Sunday, April 01, 2018

Defending the Bad Against the Awful

Colleagues all over the internet have responded thoughtfully to the President’s persistent confusion about the role of community colleges.  The former pitchman for Trump University casts aspersions on community colleges, in favor of “trade schools,” in apparent ignorance of the broad and deep “workforce development” roles that community colleges have played for decades.  Whether that’s genuine ignorance, genuine confusion, a disingenuous attempt to allow for-profits the same protections as community colleges, a sign of having stopped paying attention around 1980, or a diversionary tactic, I’ll leave to others better situated to analyze him than I am.

Instead, I’ll draw on the useful work of Jared Cameron Bass, Amy Laitinen, and Clare McCann at New America to focus on a detail that tends to get lost in the series of “did you hear that?” gasps.  They’ve put together a helpful overview of the deregulatory goals that Secretary DeVos has either stated or implied. The one that jumped off the screen for me was the credit hour.

As longtime readers know, I’m no fan of the credit hour.  But there’s a meaningful difference between improving on it and simply tossing it out.  

The credit hour emerged as a way to track faculty work for the purpose of calculating pensions.  Over time, it became both a measure of student workload -- fair enough -- and a proxy for student learning.  From a learning standpoint, the flaw of the credit hour is that it measures the wrong thing. It measures “seat time,” and assumes an approximation of out-of-class work time.  It doesn’t measure learning. From an economic standpoint, the credit hour defeats any effort at meaningful productivity increases by definition, because it denotes learning in units of time.  If it takes 45 hours of class time to earn 3 credits, then the number of credits generated per hour of instruction can never increase.

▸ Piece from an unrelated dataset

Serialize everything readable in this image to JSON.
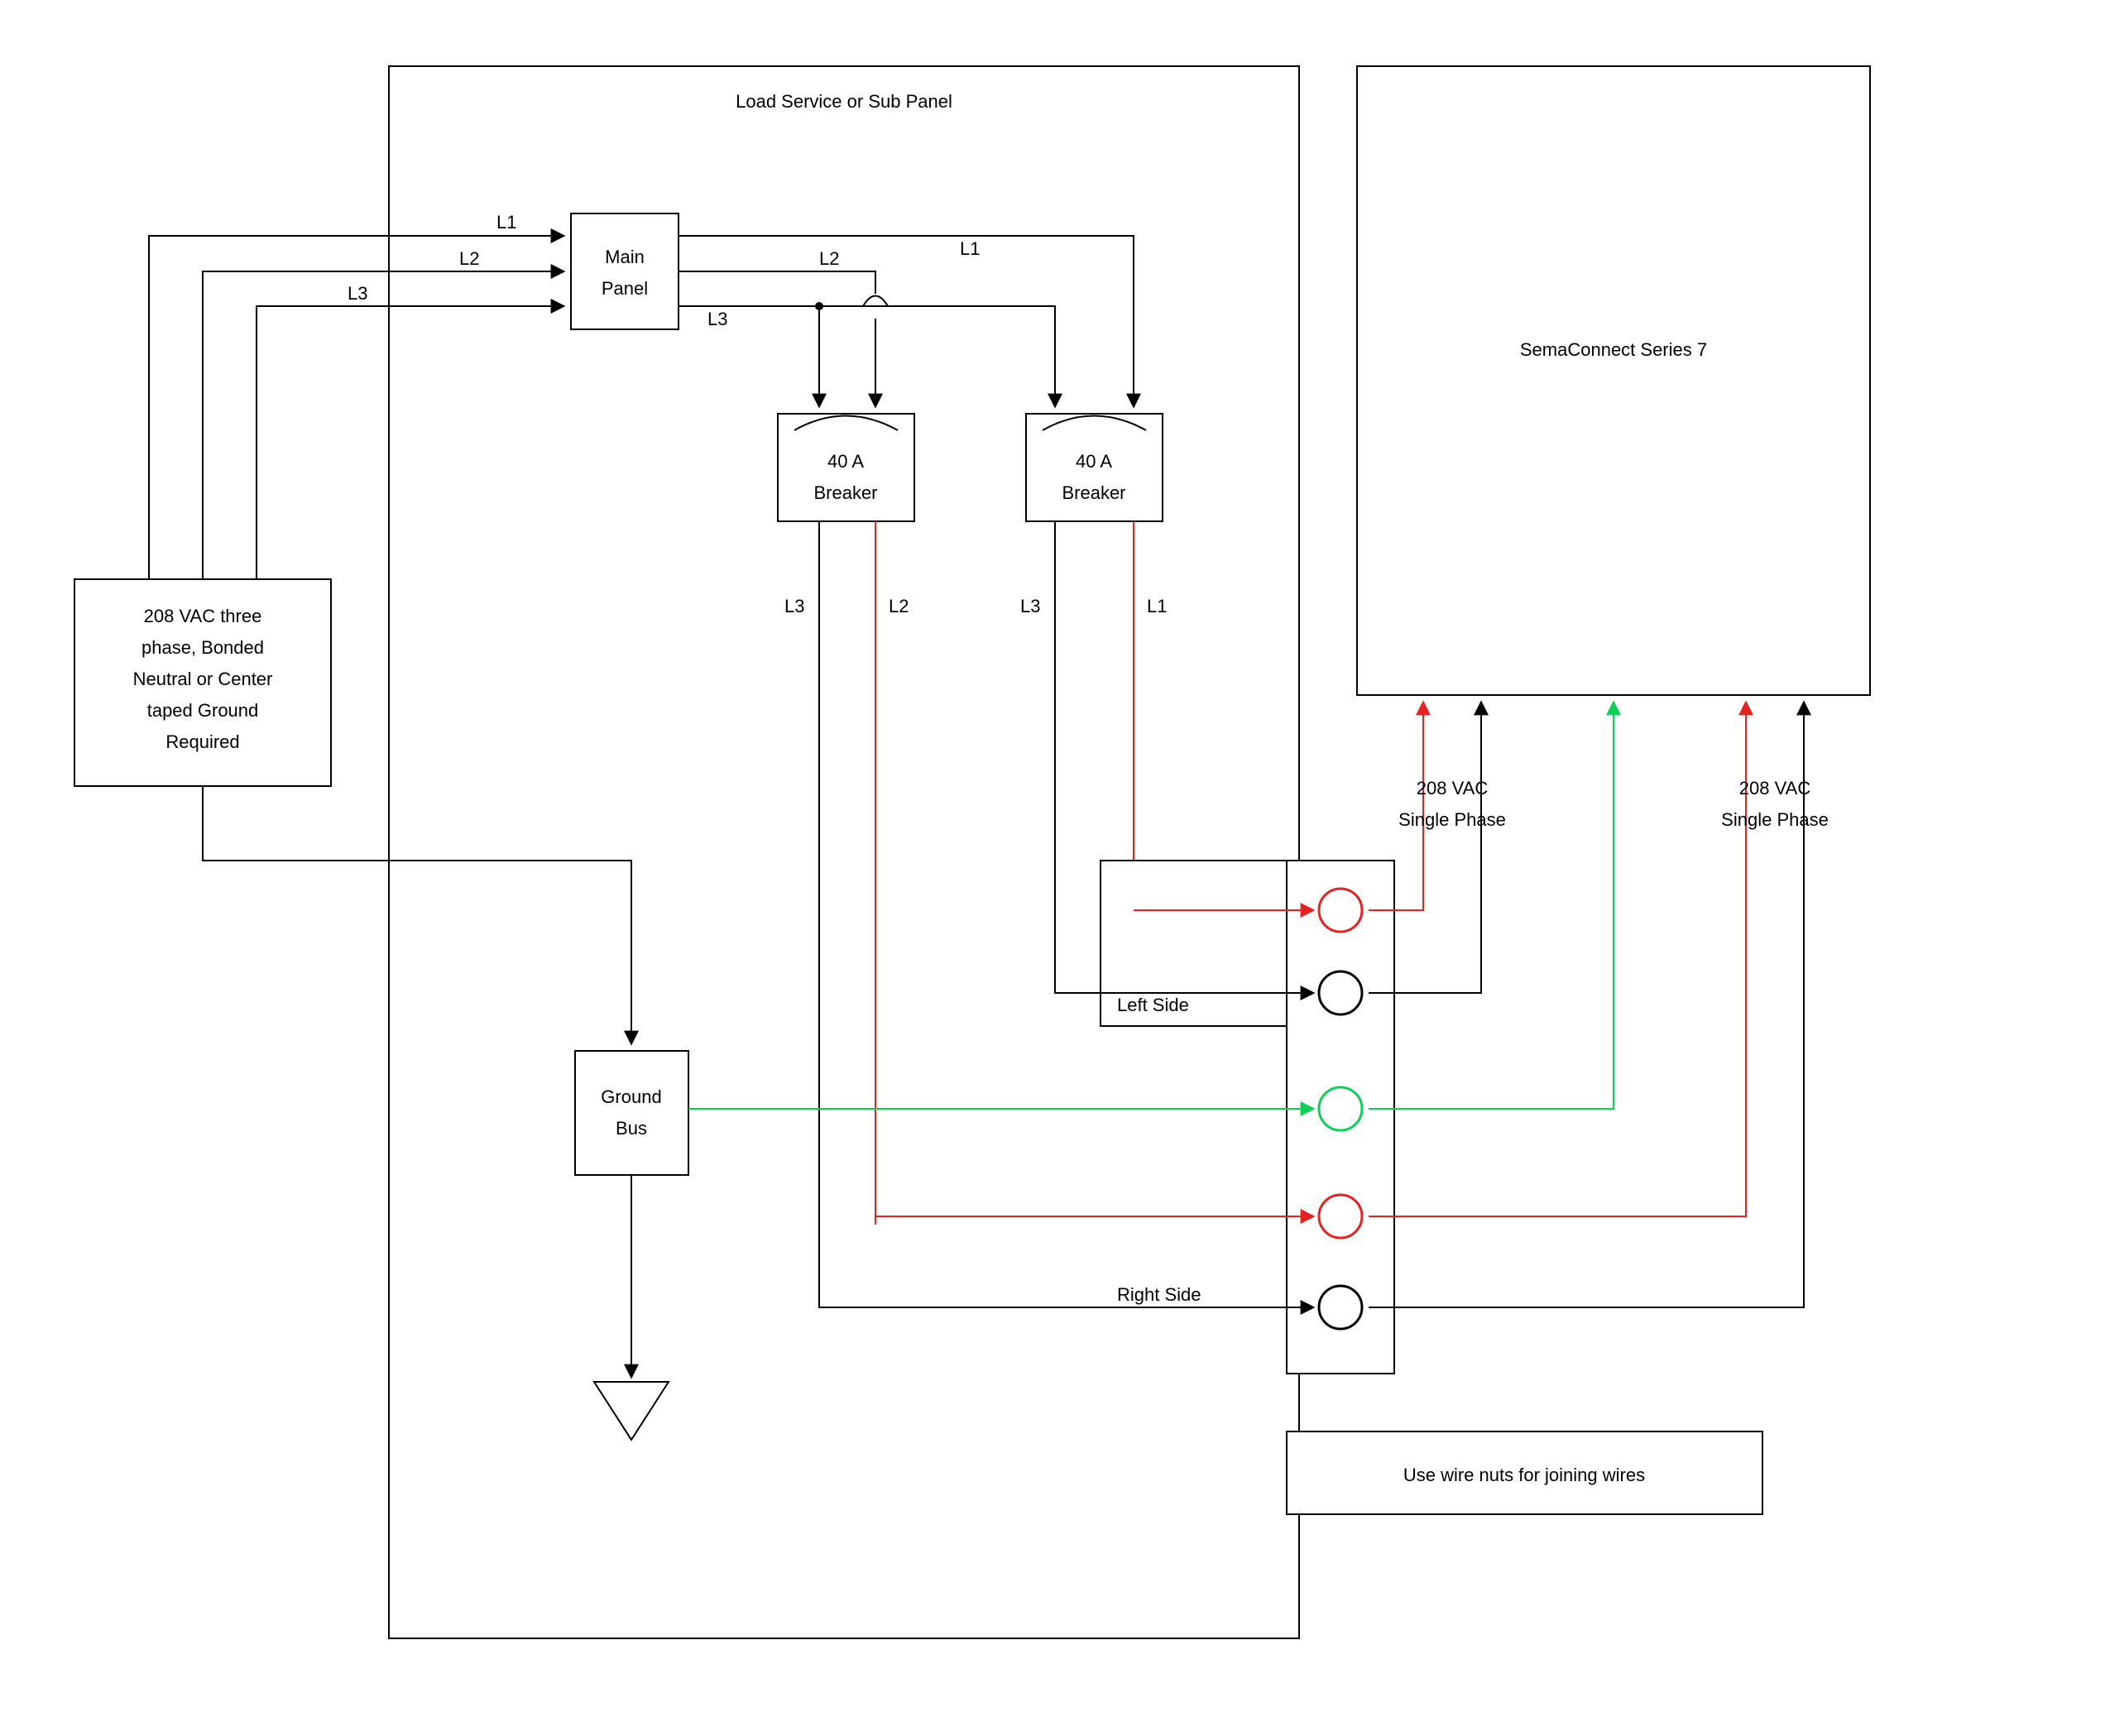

The only way to keep up with rising salaries (and costs of benefits) is to raise prices.  That’s called Baumol’s Cost Disease, and I’ve argued repeatedly that understanding that is key to understanding tuition increases.

I’m no fan of the credit hour because it’s a proxy measure that locks us into a cost spiral, and doesn’t work well with online or other forms of non-classroom-based instruction.  (In the context of an online class, what does “seat time” even mean?) It’s both indirect and inflexible.

In a more perfect world, we could either return the credit hour to its original, much more modest purpose, or junk it entirely.  Instead we would use intelligent measures of student learning. That would get us much closer to what we’re actually trying to do, and would allow for the possibility of improved productivity.  

But DeVos hasn’t shown any interest in replacing it.  Instead, she may be angling simply to eliminate it.

Which puts me in the unanticipated and uncomfortable position of defending the bad against the awful.

The credit hour is an inflexible proxy, but it’s _something_.  It forces a basic level of honesty on colleges that might be tempted to cook the books.  A college unbound by any external measure of student achievement could reduce its labor costs simply by giving classes more credits than they should have.  Paying faculty for three credits while charging students for six credits for the same class would do wonders for a college’s balance sheet; the real damage would show up only over time.  In the meantime, colleges that take undue liberties would be rewarded, and those that do what they should would be placed at a competitive disadvantage.

I can imagine an objection to the effect that the real issue is student salaries upon graduation, rather than how they got there, so who cares if a college defines classes differently?  But diluting the quality of education isn’t likely to improve those salaries. The danger would be a delayed feedback mechanism, during which great damage is being done but almost nobody notices.  Employers wouldn’t notice that the signal had been corrupted for a while, during which time it would look like everybody won. By the time the damage is obvious, it’s too late; an entire generation of students will have been shortchanged.  

If that looks like the sort of move that a short-term investor might favor, well, it is.  For those of us who care about education, the key words there are “short term.”

Without an external referent, even an imperfect one, anything that calls itself a college could peddle whatever it wanted and call it a degree.  The market would flood with “degrees,” devaluing real ones, leaving the holders of diluted ones with a watered-down asset, and leaving employers even more frustrated and confused than they are now.  No, thanks.

So for all of my objections to the credit hour, I’ll defend it against oblivion.  Come up with a better alternative, such as the competency-based education folks are doing, and I’ll happily embrace it.  But casting aside all standards is not an answer. I’ll take the bad over the awful, thanks.